Caption to this picture: “How to Tell When Hunting Season is Over.”

Have you seen Zero Dark Thirty? I haven’t gone, but it has come to my hometown so I was thinking about going. After reading this review, I’m definitely going, though I don’t know if I’m going to like it.

I must say, however, that it cuts against my Candide-like preference for the garden. The world–especially our culture and society–presents one jarring episode after another (yesterday’s jar). The only (emotional, intellectual, spiritual) defense is the practical one of keeping your metaphorical head down. (From the Wikipedia entry on Candide: “The work describes the abrupt cessation of this lifestyle, followed by Candide’s slow, painful disillusionment as he witnesses and experiences great hardships in the world. Voltaire concludes with Candide, if not rejecting optimism outright, advocating a deeply practical precept, ‘we must cultivate our garden'”)

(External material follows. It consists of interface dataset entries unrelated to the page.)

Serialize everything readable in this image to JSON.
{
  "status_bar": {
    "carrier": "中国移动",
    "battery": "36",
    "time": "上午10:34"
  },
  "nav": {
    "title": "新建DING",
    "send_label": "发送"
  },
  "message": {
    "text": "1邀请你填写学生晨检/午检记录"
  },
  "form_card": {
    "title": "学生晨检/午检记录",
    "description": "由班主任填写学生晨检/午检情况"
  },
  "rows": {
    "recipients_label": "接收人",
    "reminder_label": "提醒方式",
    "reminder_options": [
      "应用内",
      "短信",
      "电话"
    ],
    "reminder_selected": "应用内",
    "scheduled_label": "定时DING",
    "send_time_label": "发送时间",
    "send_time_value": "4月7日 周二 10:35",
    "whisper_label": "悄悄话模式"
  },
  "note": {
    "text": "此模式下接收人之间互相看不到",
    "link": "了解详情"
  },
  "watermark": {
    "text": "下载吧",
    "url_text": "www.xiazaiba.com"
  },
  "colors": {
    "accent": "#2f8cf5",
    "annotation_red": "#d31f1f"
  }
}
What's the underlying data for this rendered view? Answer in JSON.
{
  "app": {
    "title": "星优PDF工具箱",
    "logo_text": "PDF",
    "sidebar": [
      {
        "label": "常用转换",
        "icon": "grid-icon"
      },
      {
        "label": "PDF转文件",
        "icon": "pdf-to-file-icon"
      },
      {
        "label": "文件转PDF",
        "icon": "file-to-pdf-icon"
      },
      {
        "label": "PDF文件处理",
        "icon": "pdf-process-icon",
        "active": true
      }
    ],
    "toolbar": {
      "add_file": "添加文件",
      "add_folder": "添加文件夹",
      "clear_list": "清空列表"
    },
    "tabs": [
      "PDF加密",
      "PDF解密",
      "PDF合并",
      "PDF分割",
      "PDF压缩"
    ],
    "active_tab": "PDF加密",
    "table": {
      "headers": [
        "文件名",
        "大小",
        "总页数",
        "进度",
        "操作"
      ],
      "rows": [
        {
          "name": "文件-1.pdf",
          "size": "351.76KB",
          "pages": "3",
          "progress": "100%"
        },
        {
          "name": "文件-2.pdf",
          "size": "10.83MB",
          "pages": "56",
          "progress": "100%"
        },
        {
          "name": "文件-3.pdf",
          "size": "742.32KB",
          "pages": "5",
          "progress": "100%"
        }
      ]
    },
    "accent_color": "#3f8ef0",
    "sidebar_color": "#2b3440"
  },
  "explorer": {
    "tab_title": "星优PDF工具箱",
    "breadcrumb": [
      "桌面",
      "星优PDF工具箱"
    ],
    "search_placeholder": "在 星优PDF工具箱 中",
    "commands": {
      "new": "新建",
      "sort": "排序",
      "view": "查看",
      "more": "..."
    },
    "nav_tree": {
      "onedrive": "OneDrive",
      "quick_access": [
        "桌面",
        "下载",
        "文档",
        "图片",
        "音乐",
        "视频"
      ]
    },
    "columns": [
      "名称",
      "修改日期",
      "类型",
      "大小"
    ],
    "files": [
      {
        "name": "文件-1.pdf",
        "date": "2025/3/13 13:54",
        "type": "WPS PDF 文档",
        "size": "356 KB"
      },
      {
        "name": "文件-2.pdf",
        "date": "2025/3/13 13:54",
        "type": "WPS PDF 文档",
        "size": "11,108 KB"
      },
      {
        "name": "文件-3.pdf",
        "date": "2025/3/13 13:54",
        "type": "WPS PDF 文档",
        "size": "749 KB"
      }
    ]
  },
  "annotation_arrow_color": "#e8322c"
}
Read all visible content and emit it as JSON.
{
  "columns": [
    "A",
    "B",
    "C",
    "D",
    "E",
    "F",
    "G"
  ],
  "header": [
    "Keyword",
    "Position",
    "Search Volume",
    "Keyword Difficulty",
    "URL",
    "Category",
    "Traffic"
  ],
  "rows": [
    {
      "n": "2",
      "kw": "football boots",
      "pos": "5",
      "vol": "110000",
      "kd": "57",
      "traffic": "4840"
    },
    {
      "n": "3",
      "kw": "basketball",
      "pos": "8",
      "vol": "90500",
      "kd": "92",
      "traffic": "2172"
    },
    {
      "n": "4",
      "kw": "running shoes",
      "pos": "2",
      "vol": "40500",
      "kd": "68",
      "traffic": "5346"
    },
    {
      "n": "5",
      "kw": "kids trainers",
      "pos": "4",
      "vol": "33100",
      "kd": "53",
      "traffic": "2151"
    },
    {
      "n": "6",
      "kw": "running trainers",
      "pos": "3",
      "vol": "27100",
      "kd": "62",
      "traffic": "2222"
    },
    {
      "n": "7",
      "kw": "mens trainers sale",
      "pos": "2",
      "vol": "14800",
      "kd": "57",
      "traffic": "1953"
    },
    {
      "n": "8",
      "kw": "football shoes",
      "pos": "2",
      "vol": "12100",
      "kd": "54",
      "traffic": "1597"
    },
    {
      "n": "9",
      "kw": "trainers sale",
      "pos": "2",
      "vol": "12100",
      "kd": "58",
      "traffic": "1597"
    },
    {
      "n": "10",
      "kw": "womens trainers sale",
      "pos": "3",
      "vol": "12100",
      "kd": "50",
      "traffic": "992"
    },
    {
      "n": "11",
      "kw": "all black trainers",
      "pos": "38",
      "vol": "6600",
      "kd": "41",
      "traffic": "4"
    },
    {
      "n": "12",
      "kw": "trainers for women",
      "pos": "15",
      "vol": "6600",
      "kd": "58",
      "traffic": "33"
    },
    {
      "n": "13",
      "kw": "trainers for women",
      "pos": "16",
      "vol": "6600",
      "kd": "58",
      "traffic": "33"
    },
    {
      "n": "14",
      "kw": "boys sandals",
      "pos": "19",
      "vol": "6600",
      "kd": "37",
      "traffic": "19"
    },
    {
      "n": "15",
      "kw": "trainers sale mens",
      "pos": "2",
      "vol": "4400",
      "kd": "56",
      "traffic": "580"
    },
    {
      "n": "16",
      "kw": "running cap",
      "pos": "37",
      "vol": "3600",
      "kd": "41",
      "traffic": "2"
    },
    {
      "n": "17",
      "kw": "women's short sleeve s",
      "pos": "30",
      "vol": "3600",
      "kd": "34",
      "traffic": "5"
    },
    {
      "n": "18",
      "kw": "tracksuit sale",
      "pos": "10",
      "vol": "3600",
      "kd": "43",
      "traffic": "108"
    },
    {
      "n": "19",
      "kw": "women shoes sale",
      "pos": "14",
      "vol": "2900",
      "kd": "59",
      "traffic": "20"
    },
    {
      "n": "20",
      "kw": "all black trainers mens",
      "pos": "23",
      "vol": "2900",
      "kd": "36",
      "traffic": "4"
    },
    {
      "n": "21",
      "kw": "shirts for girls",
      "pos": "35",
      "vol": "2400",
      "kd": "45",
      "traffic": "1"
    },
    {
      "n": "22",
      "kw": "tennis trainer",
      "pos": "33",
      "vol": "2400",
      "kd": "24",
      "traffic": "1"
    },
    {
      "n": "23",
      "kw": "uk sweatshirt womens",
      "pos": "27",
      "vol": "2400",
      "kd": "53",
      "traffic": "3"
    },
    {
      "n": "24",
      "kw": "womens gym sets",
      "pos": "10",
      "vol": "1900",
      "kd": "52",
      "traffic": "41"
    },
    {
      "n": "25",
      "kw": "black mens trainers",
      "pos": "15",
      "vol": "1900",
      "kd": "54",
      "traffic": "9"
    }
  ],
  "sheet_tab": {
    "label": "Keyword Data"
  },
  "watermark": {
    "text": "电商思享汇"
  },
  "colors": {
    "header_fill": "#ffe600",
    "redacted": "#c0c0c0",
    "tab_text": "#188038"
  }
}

I didn’t take many math and science classes in high school. I graduated before Reagan’s pressure on public education to better equip students to compete in the modern world (which meant: emphasize math and science). My kids have to take a ton of math and science compared to what I took, and I don’t have a problem with (I have a problem with the federal government mandating it, but among the federal government’s atrocities, this one doesn’t offend me much). But I’m glad I spent my youth reading the classics, many of them required by my English teachers. A sampling of the works we studied in high school and that have remained with me to this day: Candide, The Scarlet Letter, Brave New Read the rest